Social Media Meeting Update

Missed the Social Media Social Hour?  Here is a recap of the most common reported issues:  REALTORS must make sure any marketing they are doing complies with state law, the Code of Ethics, MLS Rules, Terms of Service,  and your own Brokerage office policy before posting.  A few tips:

In MA, there is NO “One Click” Rule – Brokerage branding must appear on any business advertisement at the time you are looking at it – a link to a profile page is not enough.

  • Your brokerage name (as registered with the Board of Registration or DBA that has been filed with the town) must be CLEAR and READILY apparent in all marketing displays. This includes listings or soliciting business. Helpful Tip: When you are looking at a listing or post about real estate services, when you take a screen shot, the Brokerage information should be visible to the consumer,
  • You are not allowed to share other agent’s listings publicly (in social media) without their permission. (MLS Rules and Copyright laws)  See our old article “Share My Listing” for details
  • You don’t have a right to republish a listing including the copyrighted photo and listing details in any manner, except with the listing broker’s permission.  The MLS has only two blanket types of permission built-in to our rules:  You are allowed to 1) to share with prospective buyers you are working with or (2) on your IDX website search, as long as you’ve given other agents the same rights to use your listings.  Appraisers are also allowed to use listings to create appraisals only, but may not display the listings on their website nor provide to prospective purchasers.
  • Your Facebook posts about business must start on a business page, according to the Facebook terms of service.  This should be your brokerage business page – or only with your broker’s consent – a business page you create for yourself.  Note: If you are creating a personal business Facebook page, you must include the name of the brokerage in the page name and contact information in the profile.  Jane Doe of ABC Realty.
  • All advertising is considered the act of the Broker and a salesperson is prohibited from advertising under their own name according to state law.  Many brokerage policies do not allow a salesperson to create a business page at all, given this restriction.
  • Your profile is a great place to store links to your email, brokerage and personal phone numbers, brokerage website address and place licensed.  You might even want to put a fair housing statement in there!
  • Facebook tip: Make sure to check the “Include original post” when sharing from a business page to your personal page to retain the business branding.
  • Can a hashtag of your brokerage name suffice?  Ask your broker what they require.  The law is shown below, and only they can decide what level of risk they are willing to assume.  Just a logo (without the firm name displayed in full) or an abbreviated firm name in hashtag would not suffice.  So ABC Realty of Berkshire County, LLC. couldn’t be #ABCRealty

Further clarification, the Board of Registration recently clarified what is “the name of the real estate broker.”

  • If there is a corporate entity then that entity, or its properly and municipally filed d/b/a must be included somewhere conspicuously in that advertisement.
  • If it is sole proprietorship then the actual Broker’s name (or d/b/a) must be also be conspicuously placed in the advertisement.
  • Only using the broker of record’s name for a licensed entity runs afoul of this rule.

All of that is about the law – we also got into briefly how social media is like a personal experience, a cocktail party if you will.  If your only interaction at the party is to show up to yell I’ve GOT A NEW LISTING, pretty soon you aren’t invited to the party.  If, on the other hand, you engage with your network of friends on a personal level and share an important part of your life, real estate, a little along the way – that’s much easier to appreciate.  Also, every post gains greater attention from a wider network.  Adding a link to your brokerage link business page isn’t just good compliance – it’s also a way to boost exposure of your post.  Your firm has a reach in addition to your own – sometimes far greater.  You should use it to help your clients!
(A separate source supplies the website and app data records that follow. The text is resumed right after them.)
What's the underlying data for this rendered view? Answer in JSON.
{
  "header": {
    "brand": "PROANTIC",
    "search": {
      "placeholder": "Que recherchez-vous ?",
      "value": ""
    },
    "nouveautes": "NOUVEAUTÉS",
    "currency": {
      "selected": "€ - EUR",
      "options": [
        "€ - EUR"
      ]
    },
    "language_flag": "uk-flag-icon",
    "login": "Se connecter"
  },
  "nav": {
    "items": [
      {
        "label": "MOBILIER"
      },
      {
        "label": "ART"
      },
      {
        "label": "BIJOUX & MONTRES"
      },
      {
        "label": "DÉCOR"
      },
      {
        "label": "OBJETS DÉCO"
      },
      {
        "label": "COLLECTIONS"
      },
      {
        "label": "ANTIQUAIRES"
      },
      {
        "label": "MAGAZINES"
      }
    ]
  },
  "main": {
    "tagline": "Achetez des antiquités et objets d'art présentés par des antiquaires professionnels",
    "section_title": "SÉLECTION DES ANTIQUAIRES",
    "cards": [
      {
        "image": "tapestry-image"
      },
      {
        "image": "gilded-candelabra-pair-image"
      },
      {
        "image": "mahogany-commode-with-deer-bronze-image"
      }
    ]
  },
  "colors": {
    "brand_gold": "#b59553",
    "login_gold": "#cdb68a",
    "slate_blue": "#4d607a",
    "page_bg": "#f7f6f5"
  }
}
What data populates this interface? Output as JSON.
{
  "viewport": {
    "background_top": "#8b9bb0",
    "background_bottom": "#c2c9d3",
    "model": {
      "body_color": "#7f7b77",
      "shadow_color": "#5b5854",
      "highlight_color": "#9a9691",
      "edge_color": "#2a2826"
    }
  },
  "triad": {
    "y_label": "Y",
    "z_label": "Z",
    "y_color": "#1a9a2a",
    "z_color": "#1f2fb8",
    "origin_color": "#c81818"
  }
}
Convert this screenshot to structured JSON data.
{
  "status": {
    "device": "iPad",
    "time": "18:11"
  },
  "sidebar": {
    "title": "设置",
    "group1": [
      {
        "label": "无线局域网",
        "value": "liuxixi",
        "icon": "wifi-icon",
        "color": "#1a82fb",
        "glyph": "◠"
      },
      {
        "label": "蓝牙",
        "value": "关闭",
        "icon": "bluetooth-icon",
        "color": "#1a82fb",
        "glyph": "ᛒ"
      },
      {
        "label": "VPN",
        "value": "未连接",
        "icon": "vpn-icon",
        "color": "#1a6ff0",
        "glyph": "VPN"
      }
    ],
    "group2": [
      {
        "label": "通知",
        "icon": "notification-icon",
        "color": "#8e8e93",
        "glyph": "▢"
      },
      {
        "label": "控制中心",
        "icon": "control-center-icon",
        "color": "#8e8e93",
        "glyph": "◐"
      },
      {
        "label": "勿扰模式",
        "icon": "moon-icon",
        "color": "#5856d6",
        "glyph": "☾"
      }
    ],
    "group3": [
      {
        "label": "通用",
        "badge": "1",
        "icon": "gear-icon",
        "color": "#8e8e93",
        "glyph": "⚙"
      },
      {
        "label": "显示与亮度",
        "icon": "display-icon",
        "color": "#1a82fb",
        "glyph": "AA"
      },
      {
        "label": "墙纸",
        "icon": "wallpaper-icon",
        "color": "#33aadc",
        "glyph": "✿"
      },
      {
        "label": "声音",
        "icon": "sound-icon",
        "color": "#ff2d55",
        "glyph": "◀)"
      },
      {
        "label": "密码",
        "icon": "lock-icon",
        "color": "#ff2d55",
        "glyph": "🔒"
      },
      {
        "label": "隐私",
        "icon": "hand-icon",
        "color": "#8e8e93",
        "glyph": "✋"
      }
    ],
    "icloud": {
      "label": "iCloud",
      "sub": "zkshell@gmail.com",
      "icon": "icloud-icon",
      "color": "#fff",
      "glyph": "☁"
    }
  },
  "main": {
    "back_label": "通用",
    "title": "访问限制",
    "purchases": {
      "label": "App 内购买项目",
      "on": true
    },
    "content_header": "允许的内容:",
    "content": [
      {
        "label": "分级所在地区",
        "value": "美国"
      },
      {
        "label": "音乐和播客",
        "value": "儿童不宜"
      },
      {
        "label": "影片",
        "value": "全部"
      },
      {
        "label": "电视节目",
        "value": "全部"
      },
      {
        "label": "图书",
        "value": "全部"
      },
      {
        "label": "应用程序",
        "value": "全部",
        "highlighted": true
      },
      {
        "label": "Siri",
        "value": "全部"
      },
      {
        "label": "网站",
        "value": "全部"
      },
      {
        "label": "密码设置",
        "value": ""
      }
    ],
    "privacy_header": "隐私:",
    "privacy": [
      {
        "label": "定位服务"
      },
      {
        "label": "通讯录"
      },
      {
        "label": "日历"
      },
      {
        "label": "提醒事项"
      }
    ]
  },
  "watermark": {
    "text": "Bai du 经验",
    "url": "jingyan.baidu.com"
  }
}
And also, where you work is a reflection on you and hopefully you are proud of the firm you work, and you should be willing to share that knowledge with your current and future client base.

Here is a link to all of the Advertising laws that are relevant.   Below are excerpts of importance:

Board of Registration Advertising Regulations: (9) Advertising. A broker shall not advertise in any way that is false or misleading.

(a) Broker Identification. No broker may advertise real property to purchase, sell, rent, mortgage or exchange through classified advertisement or otherwise unless he/she affirmatively discloses that he/she is a real estate broker. No broker shall insert advertisements in any advertising publication or other means where only a post office box number, telephone, facsimile, electronic mail number or street address appears. All advertisements shall include the name of the real estate broker.

(b) Salespersons Prohibited From Advertising. Salespeople are prohibited from advertising the purchase, sale, rental or exchange of any real property under their own name.

(c) Discriminatory Advertising Prohibited. No broker shall advertise to purchase, sell, rent, mortgage or exchange any real property in any manner that indicates directly or indirectly unlawful discrimination against any individual or group.

Code of Ethics:

  • Standard of Practice 12-5 REALTORS® shall not advertise nor permit any person employed by or affiliated with them to advertise real estate services or listed property in any medium (e.g., electronically, print, radio, television, etc.) without disclosing the name of that REALTOR® ’s firm in a reasonable and readily apparent manner.